By Dwayne Wilder
Special to the Herald Democrat

I love a good story, especially when it is true.

There is an incredible one coming to a theater near you June 11. It’s the story of the Fort Worth Masonic Home and its iconic football team from the Great Depression years. The movie was scheduled to debut in 2020, but the pandemic stopped its journey to the big screen. Now, it is back on track to open that first week in New York and Texas; and then, June 18 nationwide.

I’m going to be in the theater June 11…

I have been waiting for this movie since I read it was going to be made! Like all good movies, this one is based on a book. Coincidently, I had just finished reading Jim Dent’s book, “12 Mighty Orphans,” when the film announcement was made. Local actor Luke Wilson is set to play Coach Rusty Russell, the devoted coach for the rag-tag group of orphans who barely had enough players to field a team. Robert Duvall and Martin Sheen also have prominent roles, so this is a big-time production.

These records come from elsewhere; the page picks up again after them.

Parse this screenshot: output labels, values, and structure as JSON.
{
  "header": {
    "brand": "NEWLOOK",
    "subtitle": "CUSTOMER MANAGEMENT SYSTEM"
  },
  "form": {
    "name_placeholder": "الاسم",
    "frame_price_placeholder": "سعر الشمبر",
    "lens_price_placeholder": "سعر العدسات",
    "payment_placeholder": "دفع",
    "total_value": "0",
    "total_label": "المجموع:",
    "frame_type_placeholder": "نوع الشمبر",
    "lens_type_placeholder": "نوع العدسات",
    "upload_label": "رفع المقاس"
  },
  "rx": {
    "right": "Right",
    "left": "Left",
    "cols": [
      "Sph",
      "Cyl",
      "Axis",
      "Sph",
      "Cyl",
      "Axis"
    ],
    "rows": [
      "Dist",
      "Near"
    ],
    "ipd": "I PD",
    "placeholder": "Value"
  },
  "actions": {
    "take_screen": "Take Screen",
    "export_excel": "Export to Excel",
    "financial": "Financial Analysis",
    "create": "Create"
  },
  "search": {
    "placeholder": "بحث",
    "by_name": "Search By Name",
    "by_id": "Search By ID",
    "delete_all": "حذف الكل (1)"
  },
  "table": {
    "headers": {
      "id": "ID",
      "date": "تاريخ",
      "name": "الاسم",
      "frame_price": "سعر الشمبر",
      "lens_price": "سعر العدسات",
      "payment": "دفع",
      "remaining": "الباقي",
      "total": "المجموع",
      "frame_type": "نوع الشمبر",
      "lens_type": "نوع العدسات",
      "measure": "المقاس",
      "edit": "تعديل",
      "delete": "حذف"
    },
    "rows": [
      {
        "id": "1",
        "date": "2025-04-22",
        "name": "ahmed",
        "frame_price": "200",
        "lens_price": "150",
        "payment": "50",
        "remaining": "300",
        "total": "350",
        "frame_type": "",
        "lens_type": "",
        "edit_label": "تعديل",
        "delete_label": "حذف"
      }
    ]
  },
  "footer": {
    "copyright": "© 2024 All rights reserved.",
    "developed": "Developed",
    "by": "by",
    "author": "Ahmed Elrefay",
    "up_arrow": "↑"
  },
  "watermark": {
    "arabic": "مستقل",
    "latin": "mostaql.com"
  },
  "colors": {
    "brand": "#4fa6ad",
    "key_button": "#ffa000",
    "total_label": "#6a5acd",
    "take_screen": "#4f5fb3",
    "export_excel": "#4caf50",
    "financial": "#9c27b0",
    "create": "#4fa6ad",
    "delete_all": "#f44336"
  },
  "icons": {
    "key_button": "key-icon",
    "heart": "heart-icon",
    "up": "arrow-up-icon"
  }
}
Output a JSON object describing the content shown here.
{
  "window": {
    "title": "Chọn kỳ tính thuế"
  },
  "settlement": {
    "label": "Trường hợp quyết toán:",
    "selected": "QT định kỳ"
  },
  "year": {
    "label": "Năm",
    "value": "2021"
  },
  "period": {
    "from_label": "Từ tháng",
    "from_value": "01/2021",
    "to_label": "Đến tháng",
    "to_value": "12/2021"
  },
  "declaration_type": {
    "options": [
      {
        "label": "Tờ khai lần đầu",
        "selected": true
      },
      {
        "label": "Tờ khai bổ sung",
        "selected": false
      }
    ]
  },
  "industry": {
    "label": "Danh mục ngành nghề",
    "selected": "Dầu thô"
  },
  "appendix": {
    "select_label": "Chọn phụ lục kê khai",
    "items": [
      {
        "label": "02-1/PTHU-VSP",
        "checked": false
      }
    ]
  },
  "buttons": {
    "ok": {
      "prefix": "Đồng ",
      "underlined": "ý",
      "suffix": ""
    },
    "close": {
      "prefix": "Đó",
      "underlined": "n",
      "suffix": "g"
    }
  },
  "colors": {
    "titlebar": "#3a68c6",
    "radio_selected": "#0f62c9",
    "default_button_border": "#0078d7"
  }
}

The ‘twelve’ in the title means that everyone played both ways; and there was only one substitute for injuries. So, you better not get injured, or you are going to play hurt at the least. Wow! This team inspired a nation during the hard times of economic depression; and garnered national press as they regularly competed for the state championship against schools with hundreds of students and dozens of players on the football team.

I’m going to hit the highlights from Dent, who was an award-winning sportswriter for the Ft. Worth Star Telegram. If you recognize this name, it’s probably because you have heard of “My All-American” and “The Junction Boys,” two other famous football books. Both were written by Dent, a native Texan who knows his football.

The Masonic Home was an orphanage serving the Freemasons in Texas and beyond from 1899-2005; it was situated just outside of Ft. Worth on a beautiful hillside campus. It went along doing its business until that national recognition with its tiny, undersized football team came to front pages and sports pages across America. Coach Russell wanted to play against the best, so he routinely played bigger schools. He would drive the team to games in a beat-up, old pick-up truck that became their mascot. If you missed the truck, you missed the game.

At the beginning, they didn’t have matching jerseys or shoes; they played barefoot. That first season, there wasn’t even a football on the campus; they practiced without one. Remember, this is the Great Depression—things were not assumed or bought easily, even a ball for a game. You had to make do; and they were in an orphanage!

 They routinely beat the powerhouses of Texas football such as Highland Park; I can’t remember how many times they beat Sherman and Denison, but it is mentioned in the book; and hopefully, our cities will get some screen time as the Mighty Mites barnstormed the state in hopes of finding opponents willing to play them. The friendship and relationship with Highland Park was really neat; it was so special that Coach Russell went on to coach HP after leaving the Masonic Home in 1942.

The book, of course, sets the stage for Russell’s tenure at the school, which was 1927-41. He had an 81 percent winning record at the Masonic Home; and a 71 percent overall. He also coached high school at Granger and Temple; and he coached college at SMU and Howard Payne, his alma mater, where he was an All-American end. He coached Doak Walker and Bobby Layne as an assistant at SMU before he became head coach. Russell is widely considered the ‘father of the spread offense.’ So, all these ‘four wides’ you see on every level of football today—that’s all because of Rusty Russell and his innovative football mind. In addition, he helped write the code of ethics for football coaches in the 1950s, which is still in play across the country. Russell died in 1983 at the age of 90.

Even with the story and the movie, I can’t say enough about the book that Jim Dent wrote. If you have the opportunity to read it before the movie comes out, please do! It is so well-written; and gives so much insight to the coach, the setting, the Masonic Home and the boys who were on the team. Of course, this is not a secret story; there have been documentaries about it and other stories written. ESPN has done a show or two about it over the years. The one leader on the team played for the Green Bay Packers in the NFL; and it was his ‘forearm shiver’ that became famous over the years. (But not anymore, you’ll get flagged – unnecessary roughness or personal foul - if you try it nowadays!)

The story is just so incredible; it’s just what the nation needed at that time in its history. There are so many lessons and relationships to celebrate; and so much history to see. The football you see today on the television owes much to Coach Russell and his Mighty Mites.

It’s so cool that the movie producers filmed most of the movie in the Fort Worth area, where the action actually happened some 80 years ago. It was filmed in 2018-19 with the movie set for a 2020 opening. With all the COVID-19 stuff, it has finally now gotten a landing spot this summer. Check out the newest trailer on-line if you get the chance; it is going to be such a good movie! Go Mighty Mites!

Dwayne Wilder

Dwayne Wilder is a Sherman native who currently lives in Denison. Wilder’s Whole World is his commentary about life in Texoma and the world. Wilder can be reached at cmandad17@gmail.com. The views and opinions expressed here are the author’s own and do not necessarily reflect those of Texoma Marketing and Media Group.